■ **Exercise**
Return every line of the entries that includes the word "Максим".

......

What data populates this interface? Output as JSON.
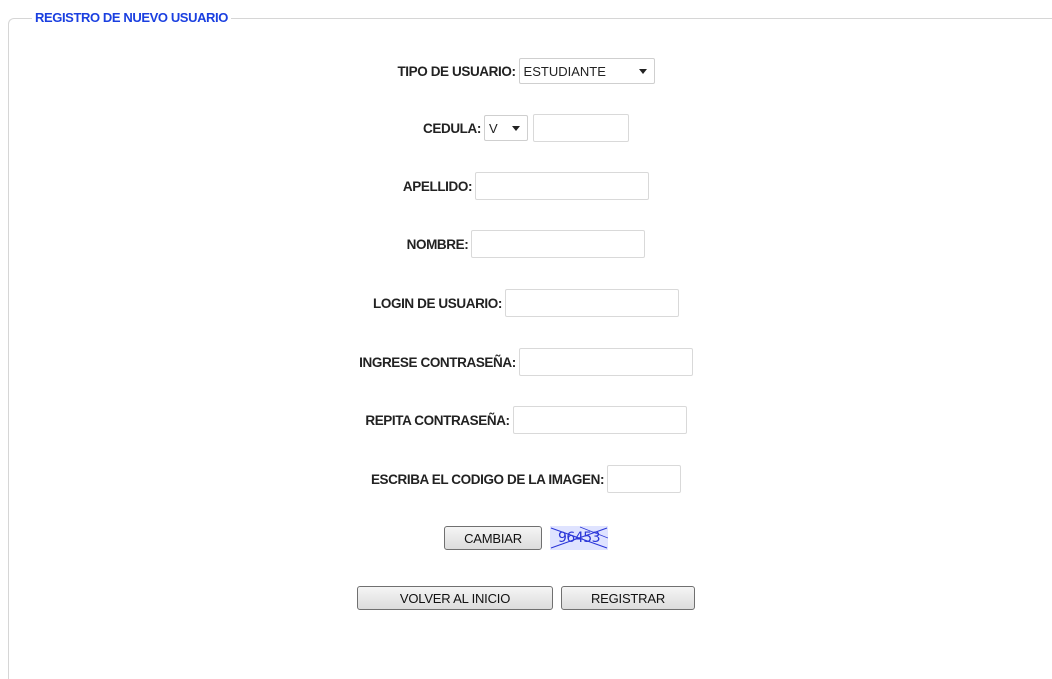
{
  "form": {
    "legend": "REGISTRO DE NUEVO USUARIO",
    "tipo_usuario": {
      "label": "TIPO DE USUARIO:",
      "selected": "ESTUDIANTE"
    },
    "cedula": {
      "label": "CEDULA:",
      "prefix_selected": "V",
      "value": ""
    },
    "apellido": {
      "label": "APELLIDO:",
      "value": ""
    },
    "nombre": {
      "label": "NOMBRE:",
      "value": ""
    },
    "login": {
      "label": "LOGIN DE USUARIO:",
      "value": ""
    },
    "password": {
      "label": "INGRESE CONTRASEÑA:",
      "value": ""
    },
    "password_repeat": {
      "label": "REPITA CONTRASEÑA:",
      "value": ""
    },
    "captcha_input": {
      "label": "ESCRIBA EL CODIGO DE LA IMAGEN:",
      "value": ""
    },
    "captcha": {
      "change_label": "CAMBIAR",
      "code": "96453"
    },
    "buttons": {
      "back_label": "VOLVER AL INICIO",
      "register_label": "REGISTRAR"
    }
  },
  "colors": {
    "legend": "#1a3fe0",
    "captcha_text": "#2a35d8",
    "captcha_bg": "#dfe3ff"
  }
}
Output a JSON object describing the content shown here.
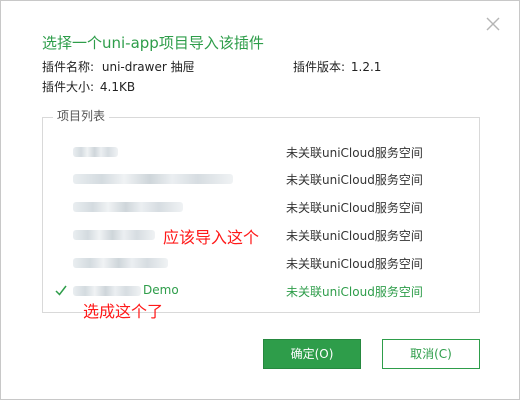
{
  "dialog": {
    "title": "选择一个uni-app项目导入该插件",
    "close_icon": "close-icon"
  },
  "plugin": {
    "name_label": "插件名称:",
    "name_value": "uni-drawer 抽屉",
    "version_label": "插件版本:",
    "version_value": "1.2.1",
    "size_label": "插件大小:",
    "size_value": "4.1KB"
  },
  "project_list": {
    "legend": "项目列表",
    "rows": [
      {
        "name_visible": "",
        "status": "未关联uniCloud服务空间",
        "selected": false
      },
      {
        "name_visible": "",
        "status": "未关联uniCloud服务空间",
        "selected": false
      },
      {
        "name_visible": "",
        "status": "未关联uniCloud服务空间",
        "selected": false
      },
      {
        "name_visible": "",
        "status": "未关联uniCloud服务空间",
        "selected": false
      },
      {
        "name_visible": "",
        "status": "未关联uniCloud服务空间",
        "selected": false
      },
      {
        "name_visible": "Demo",
        "status": "未关联uniCloud服务空间",
        "selected": true,
        "check_icon": "checkmark-icon"
      }
    ]
  },
  "annotations": {
    "should_import": "应该导入这个",
    "selected_this": "选成这个了"
  },
  "buttons": {
    "ok_label": "确定(O)",
    "cancel_label": "取消(C)"
  },
  "colors": {
    "accent": "#2e9d4a",
    "annotation": "#ff1a1a"
  }
}
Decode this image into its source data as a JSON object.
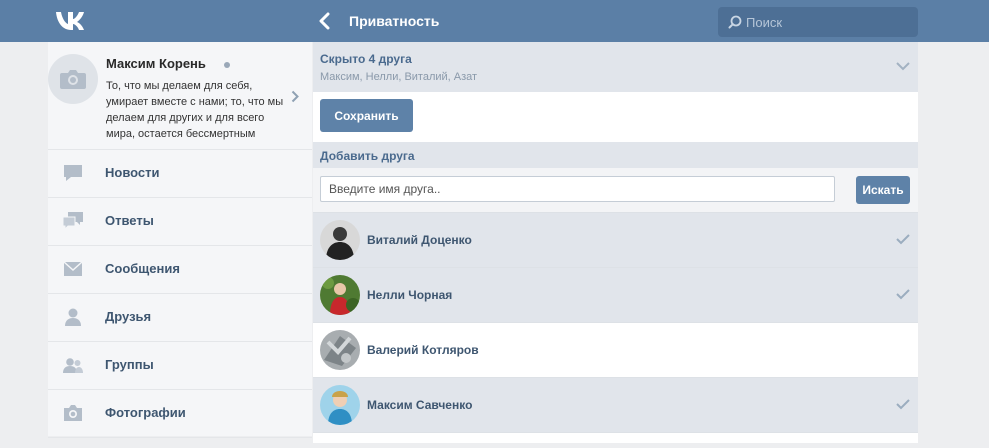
{
  "header": {
    "title": "Приватность",
    "search_placeholder": "Поиск"
  },
  "profile": {
    "name": "Максим Корень",
    "status": "То, что мы делаем для себя, умирает вместе с нами; то, что мы делаем для других и для всего мира, остается бессмертным"
  },
  "menu": [
    {
      "label": "Новости",
      "icon": "news-icon"
    },
    {
      "label": "Ответы",
      "icon": "replies-icon"
    },
    {
      "label": "Сообщения",
      "icon": "messages-icon"
    },
    {
      "label": "Друзья",
      "icon": "friends-icon"
    },
    {
      "label": "Группы",
      "icon": "groups-icon"
    },
    {
      "label": "Фотографии",
      "icon": "photos-icon"
    }
  ],
  "hidden": {
    "title": "Скрыто 4 друга",
    "names": "Максим, Нелли, Виталий, Азат"
  },
  "save_label": "Сохранить",
  "add_friend": {
    "title": "Добавить друга",
    "placeholder": "Введите имя друга..",
    "button_label": "Искать"
  },
  "friends": [
    {
      "name": "Виталий Доценко",
      "selected": true
    },
    {
      "name": "Нелли Чорная",
      "selected": true
    },
    {
      "name": "Валерий Котляров",
      "selected": false
    },
    {
      "name": "Максим Савченко",
      "selected": true
    }
  ],
  "colors": {
    "header": "#5b7fa6",
    "accent": "#5e82a8",
    "selected_row": "#e1e5eb"
  }
}
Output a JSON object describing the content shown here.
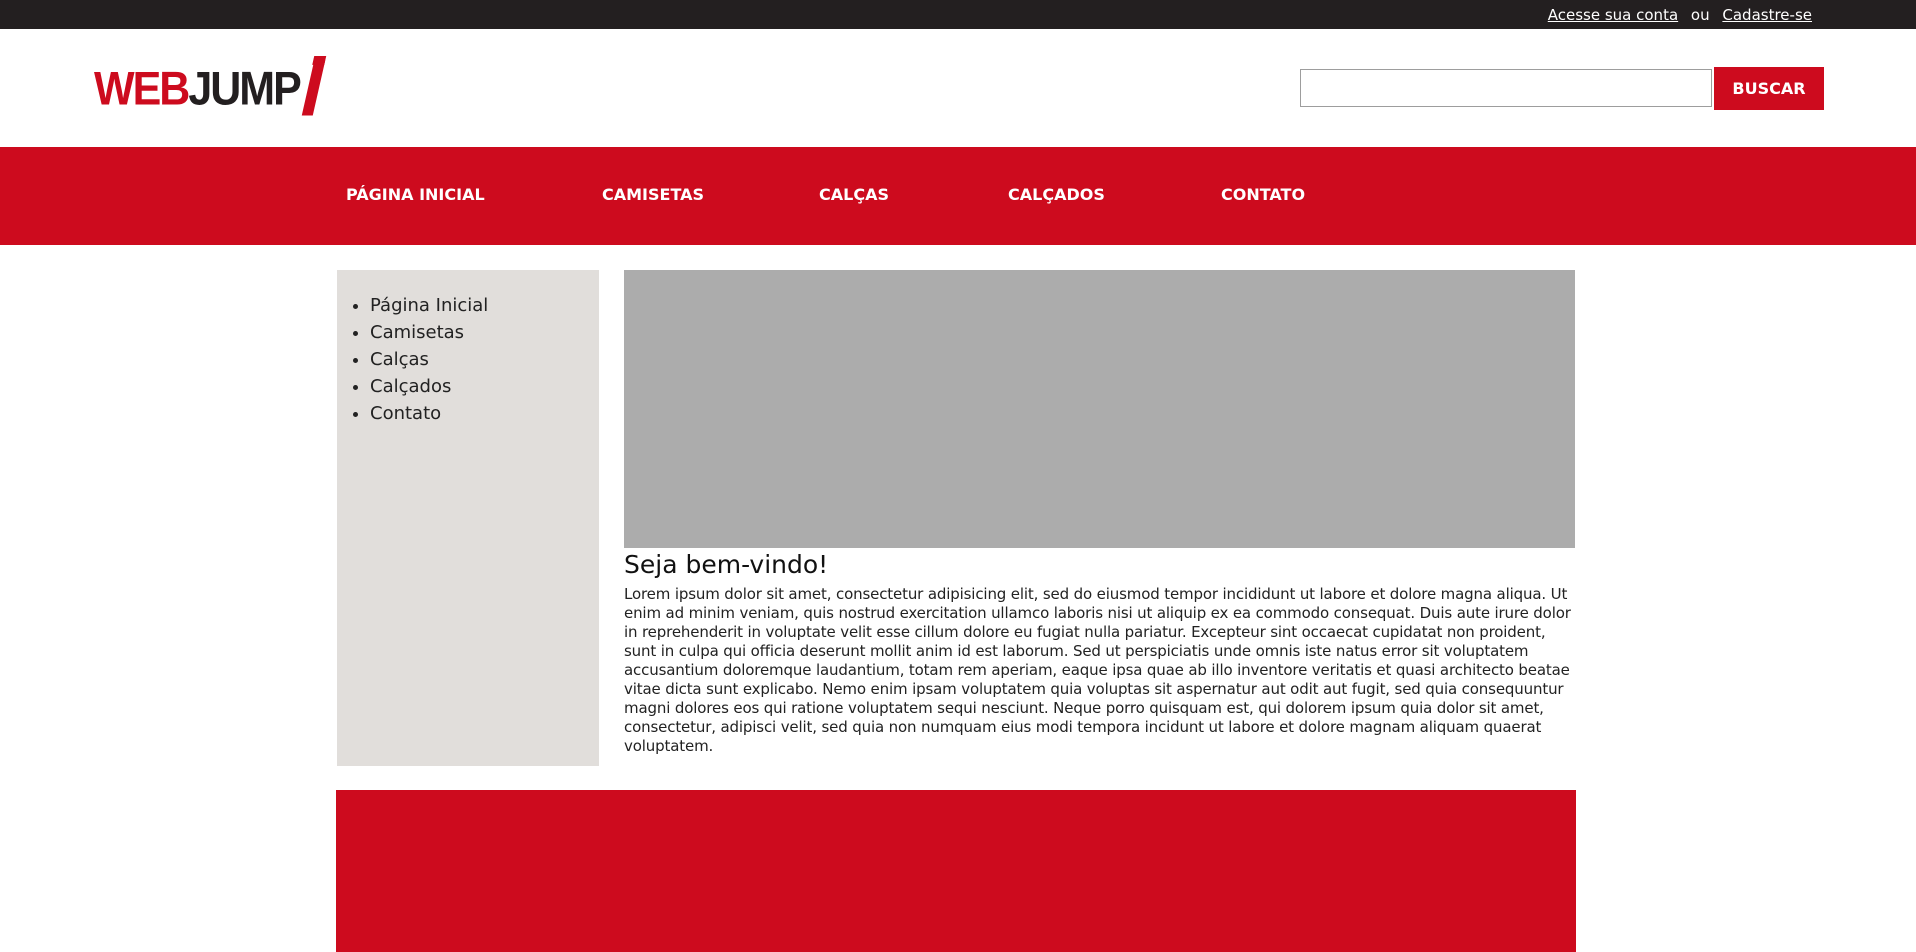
{
  "topbar": {
    "login_link": "Acesse sua conta",
    "separator": "ou",
    "register_link": "Cadastre-se"
  },
  "header": {
    "logo_text_web": "WEB",
    "logo_text_jump": "JUMP",
    "search": {
      "value": "",
      "placeholder": "",
      "button_label": "BUSCAR"
    }
  },
  "nav": {
    "items": [
      {
        "label": "PÁGINA INICIAL"
      },
      {
        "label": "CAMISETAS"
      },
      {
        "label": "CALÇAS"
      },
      {
        "label": "CALÇADOS"
      },
      {
        "label": "CONTATO"
      }
    ]
  },
  "sidebar": {
    "items": [
      {
        "label": "Página Inicial"
      },
      {
        "label": "Camisetas"
      },
      {
        "label": "Calças"
      },
      {
        "label": "Calçados"
      },
      {
        "label": "Contato"
      }
    ]
  },
  "main": {
    "title": "Seja bem-vindo!",
    "body": "Lorem ipsum dolor sit amet, consectetur adipisicing elit, sed do eiusmod tempor incididunt ut labore et dolore magna aliqua. Ut enim ad minim veniam, quis nostrud exercitation ullamco laboris nisi ut aliquip ex ea commodo consequat. Duis aute irure dolor in reprehenderit in voluptate velit esse cillum dolore eu fugiat nulla pariatur. Excepteur sint occaecat cupidatat non proident, sunt in culpa qui officia deserunt mollit anim id est laborum. Sed ut perspiciatis unde omnis iste natus error sit voluptatem accusantium doloremque laudantium, totam rem aperiam, eaque ipsa quae ab illo inventore veritatis et quasi architecto beatae vitae dicta sunt explicabo. Nemo enim ipsam voluptatem quia voluptas sit aspernatur aut odit aut fugit, sed quia consequuntur magni dolores eos qui ratione voluptatem sequi nesciunt. Neque porro quisquam est, qui dolorem ipsum quia dolor sit amet, consectetur, adipisci velit, sed quia non numquam eius modi tempora incidunt ut labore et dolore magnam aliquam quaerat voluptatem."
  },
  "colors": {
    "brand_red": "#cd0b1e",
    "topbar_dark": "#231f20",
    "sidebar_gray": "#e1dedb",
    "banner_gray": "#acacac"
  }
}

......

■ **The answer**
    "name": "Максим Корень",
    "names": "Максим, Нелли, Виталий, Азат"
      "name": "Максим Савченко",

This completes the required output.